New Recommendations to Enhance Dental Radiography Safety

New Recommendations to Enhance Dental Radiography Safety

Recent studies and advancements in dental radiography have led to new recommendations that challenge the traditional use of lead aprons and thyroid collars during dental X-ray procedures. These recommendations suggest that lead aprons and thyroid collars may not be necessary for ensuring patient safety and can even hinder the quality of radiographic images.

The Role of Lead Aprons and Thyroid Collars

Lead aprons and thyroid collars have long been used in dental radiography to protect patients from unnecessary radiation exposure. The lead apron is worn to shield the patient’s body from scattered radiation, while the thyroid collar is designed to protect the thyroid gland from radiation exposure.

However, recent research has shown that the use of lead aprons and thyroid collars may not provide significant benefits in terms of radiation protection. In fact, these protective measures can interfere with the proper positioning of the patient and may result in suboptimal radiographic images.

New Recommendations

The American Dental Association (ADA) and the American Academy of Oral and Maxillofacial Radiology (AAOMR) have revised their guidelines regarding the use of lead aprons and thyroid collars. According to these new recommendations, the routine use of lead aprons and thyroid collars is no longer necessary for dental radiography procedures.

The revised guidelines emphasize the importance of using appropriate techniques to minimize radiation exposure, such as using the fastest image receptor available, collimating the X-ray beam, and employing proper positioning and angulation. These measures are considered more effective in reducing radiation exposure than relying solely on lead aprons and thyroid collars.

Benefits of the New Recommendations
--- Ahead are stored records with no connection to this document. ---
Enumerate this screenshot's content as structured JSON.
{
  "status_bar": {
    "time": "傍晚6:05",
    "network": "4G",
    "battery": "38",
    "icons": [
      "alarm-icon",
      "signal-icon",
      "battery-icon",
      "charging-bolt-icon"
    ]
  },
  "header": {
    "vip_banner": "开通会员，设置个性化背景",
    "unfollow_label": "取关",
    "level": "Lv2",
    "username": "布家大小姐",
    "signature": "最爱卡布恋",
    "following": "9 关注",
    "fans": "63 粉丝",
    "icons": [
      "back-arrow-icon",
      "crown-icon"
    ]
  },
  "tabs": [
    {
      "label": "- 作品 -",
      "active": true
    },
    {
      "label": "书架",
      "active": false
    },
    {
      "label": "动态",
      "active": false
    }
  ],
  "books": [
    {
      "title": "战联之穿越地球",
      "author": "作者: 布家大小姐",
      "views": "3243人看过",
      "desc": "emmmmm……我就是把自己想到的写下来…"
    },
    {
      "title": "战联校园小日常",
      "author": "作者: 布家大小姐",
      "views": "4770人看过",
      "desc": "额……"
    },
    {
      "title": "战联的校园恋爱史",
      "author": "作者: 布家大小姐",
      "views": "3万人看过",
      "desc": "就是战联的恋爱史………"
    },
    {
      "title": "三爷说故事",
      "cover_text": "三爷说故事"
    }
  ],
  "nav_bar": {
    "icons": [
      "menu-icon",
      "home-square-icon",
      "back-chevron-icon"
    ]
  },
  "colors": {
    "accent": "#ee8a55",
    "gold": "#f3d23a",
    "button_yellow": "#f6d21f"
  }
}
The new recommendations offer several benefits for both patients and dental professionals. Firstly, eliminating the use of lead aprons and thyroid collars reduces the discomfort and inconvenience experienced by patients during dental X-ray procedures. Patients no longer need to wear heavy lead aprons or uncomfortable thyroid collars, enhancing their overall experience at the dental office.

Secondly, the absence of lead aprons and thyroid collars allows for better patient positioning, resulting in improved image quality. This is crucial for accurate diagnosis and treatment planning, as high-quality radiographic images provide detailed information about the patient’s oral health.

Conclusion

With the new recommendations to enhance dental radiography safety, the routine use of lead aprons and thyroid collars is being questioned. The focus has shifted towards implementing proper techniques to minimize radiation exposure, rather than relying solely on protective gear. These changes not only improve patient comfort but also ensure high-quality radiographic images for accurate diagnosis and treatment planning.